[WHAT YOU NEED TO DO] The answer must consist of every line below containing "Contract".

[DATA PROVIDED]
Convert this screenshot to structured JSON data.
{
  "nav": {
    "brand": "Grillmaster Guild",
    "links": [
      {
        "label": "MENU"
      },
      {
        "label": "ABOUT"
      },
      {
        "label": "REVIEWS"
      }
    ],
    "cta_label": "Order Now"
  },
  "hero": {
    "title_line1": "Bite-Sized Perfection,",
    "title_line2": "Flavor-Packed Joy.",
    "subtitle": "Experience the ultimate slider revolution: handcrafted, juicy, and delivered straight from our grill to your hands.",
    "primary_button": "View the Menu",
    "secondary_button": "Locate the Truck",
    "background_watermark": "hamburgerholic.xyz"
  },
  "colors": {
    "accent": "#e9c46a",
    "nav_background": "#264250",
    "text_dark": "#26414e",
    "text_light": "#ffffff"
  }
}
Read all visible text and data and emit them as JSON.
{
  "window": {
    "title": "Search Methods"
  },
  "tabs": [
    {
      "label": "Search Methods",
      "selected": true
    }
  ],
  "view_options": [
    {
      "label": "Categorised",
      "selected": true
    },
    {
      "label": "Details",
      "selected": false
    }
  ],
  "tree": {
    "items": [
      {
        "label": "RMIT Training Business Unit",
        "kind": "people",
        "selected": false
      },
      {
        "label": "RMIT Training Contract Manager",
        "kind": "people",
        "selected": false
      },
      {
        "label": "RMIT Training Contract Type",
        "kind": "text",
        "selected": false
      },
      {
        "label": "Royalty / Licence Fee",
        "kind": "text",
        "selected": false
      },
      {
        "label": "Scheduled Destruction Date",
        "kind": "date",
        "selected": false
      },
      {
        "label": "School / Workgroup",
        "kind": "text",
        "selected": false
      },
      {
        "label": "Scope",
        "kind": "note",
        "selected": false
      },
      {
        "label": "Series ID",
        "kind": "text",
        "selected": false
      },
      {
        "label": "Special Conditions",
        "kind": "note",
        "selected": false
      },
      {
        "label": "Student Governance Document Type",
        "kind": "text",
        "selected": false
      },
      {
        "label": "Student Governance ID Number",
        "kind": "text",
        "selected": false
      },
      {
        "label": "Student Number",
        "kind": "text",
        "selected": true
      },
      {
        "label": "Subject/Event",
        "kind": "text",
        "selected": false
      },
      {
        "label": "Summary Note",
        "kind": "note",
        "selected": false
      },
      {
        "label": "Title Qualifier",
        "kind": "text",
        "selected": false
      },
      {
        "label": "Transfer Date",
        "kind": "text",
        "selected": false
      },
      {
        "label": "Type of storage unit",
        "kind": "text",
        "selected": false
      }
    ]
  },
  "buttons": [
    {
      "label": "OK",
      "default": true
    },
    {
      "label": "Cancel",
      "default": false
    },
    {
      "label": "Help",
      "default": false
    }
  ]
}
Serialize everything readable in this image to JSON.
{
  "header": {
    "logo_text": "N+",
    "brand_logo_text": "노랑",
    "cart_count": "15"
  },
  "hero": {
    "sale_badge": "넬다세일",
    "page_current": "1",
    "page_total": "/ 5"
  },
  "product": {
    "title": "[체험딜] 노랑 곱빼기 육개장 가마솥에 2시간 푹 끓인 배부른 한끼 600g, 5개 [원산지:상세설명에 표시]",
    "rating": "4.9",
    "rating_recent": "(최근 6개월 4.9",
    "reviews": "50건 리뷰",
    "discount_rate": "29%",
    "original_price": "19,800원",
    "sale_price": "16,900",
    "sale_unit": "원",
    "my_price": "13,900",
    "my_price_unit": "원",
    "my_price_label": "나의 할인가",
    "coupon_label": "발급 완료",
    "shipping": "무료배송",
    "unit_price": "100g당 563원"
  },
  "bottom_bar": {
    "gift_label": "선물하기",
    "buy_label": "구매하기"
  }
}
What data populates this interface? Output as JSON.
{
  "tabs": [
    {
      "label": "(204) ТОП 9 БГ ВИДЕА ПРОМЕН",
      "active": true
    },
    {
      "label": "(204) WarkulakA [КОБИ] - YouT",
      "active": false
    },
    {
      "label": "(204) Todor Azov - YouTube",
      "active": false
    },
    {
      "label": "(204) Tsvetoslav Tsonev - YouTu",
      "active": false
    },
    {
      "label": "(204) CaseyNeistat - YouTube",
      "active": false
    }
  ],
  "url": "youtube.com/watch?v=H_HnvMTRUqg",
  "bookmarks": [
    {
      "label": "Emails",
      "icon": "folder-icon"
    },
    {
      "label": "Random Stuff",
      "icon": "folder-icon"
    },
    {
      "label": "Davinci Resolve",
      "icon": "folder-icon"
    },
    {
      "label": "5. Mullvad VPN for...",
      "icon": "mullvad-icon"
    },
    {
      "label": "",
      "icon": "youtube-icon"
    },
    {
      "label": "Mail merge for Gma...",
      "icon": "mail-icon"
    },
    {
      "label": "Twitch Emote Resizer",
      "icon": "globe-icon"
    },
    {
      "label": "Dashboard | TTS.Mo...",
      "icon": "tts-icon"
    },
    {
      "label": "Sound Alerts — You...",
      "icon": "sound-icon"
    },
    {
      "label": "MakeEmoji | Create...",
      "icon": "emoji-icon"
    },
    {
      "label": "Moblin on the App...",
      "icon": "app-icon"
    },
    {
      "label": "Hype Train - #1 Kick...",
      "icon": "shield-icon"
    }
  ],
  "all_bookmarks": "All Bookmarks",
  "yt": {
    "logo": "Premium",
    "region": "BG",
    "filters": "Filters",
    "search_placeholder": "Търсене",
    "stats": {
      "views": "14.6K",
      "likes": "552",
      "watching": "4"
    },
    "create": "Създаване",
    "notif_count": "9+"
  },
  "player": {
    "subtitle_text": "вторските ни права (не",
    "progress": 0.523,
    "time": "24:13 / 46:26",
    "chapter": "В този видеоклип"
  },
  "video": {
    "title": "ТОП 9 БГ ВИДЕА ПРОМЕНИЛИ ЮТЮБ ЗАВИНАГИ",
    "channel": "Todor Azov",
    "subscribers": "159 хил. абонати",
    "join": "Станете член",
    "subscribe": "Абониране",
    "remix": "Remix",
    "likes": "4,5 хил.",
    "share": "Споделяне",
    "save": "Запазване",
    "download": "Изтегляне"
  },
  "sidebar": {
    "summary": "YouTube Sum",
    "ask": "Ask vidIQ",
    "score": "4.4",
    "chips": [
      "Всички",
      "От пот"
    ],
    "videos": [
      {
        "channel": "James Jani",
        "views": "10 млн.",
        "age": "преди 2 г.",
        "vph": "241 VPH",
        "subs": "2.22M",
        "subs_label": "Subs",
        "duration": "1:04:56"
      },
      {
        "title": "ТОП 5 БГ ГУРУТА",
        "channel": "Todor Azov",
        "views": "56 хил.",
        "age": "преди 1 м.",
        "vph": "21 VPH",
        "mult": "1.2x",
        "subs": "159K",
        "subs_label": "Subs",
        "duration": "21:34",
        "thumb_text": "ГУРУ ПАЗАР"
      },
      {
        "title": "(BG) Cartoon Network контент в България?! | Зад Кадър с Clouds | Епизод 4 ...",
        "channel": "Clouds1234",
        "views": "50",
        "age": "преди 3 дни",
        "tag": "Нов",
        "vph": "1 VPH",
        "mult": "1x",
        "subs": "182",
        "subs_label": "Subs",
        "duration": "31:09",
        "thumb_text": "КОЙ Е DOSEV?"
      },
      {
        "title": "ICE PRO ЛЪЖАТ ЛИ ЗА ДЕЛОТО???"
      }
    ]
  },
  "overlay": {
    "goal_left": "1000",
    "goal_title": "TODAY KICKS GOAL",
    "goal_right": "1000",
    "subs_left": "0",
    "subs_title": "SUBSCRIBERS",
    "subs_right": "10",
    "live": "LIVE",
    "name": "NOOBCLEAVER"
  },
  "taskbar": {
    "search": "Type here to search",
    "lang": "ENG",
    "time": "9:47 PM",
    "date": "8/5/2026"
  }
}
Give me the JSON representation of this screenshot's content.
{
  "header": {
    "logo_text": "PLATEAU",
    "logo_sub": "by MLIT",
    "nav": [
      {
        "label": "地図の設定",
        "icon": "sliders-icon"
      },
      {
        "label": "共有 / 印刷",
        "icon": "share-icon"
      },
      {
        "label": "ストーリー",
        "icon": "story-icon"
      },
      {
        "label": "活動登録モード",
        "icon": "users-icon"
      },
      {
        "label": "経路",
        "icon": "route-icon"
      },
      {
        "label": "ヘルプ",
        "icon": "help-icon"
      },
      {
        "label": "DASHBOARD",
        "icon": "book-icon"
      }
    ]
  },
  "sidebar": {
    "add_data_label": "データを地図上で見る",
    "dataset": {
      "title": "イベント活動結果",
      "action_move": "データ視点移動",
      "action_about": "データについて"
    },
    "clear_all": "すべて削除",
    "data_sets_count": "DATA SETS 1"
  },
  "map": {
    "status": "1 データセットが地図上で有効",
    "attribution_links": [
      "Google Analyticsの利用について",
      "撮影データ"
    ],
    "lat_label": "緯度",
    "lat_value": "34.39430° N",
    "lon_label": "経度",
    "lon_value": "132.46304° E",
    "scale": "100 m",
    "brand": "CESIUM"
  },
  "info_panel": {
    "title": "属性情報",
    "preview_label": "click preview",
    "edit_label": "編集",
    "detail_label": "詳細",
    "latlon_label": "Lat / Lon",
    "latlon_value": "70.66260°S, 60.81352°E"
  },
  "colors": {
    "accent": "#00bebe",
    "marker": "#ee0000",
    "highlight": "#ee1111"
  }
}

[COMPLETED EXERCISE]
        "label": "RMIT Training Contract Manager",
        "label": "RMIT Training Contract Type",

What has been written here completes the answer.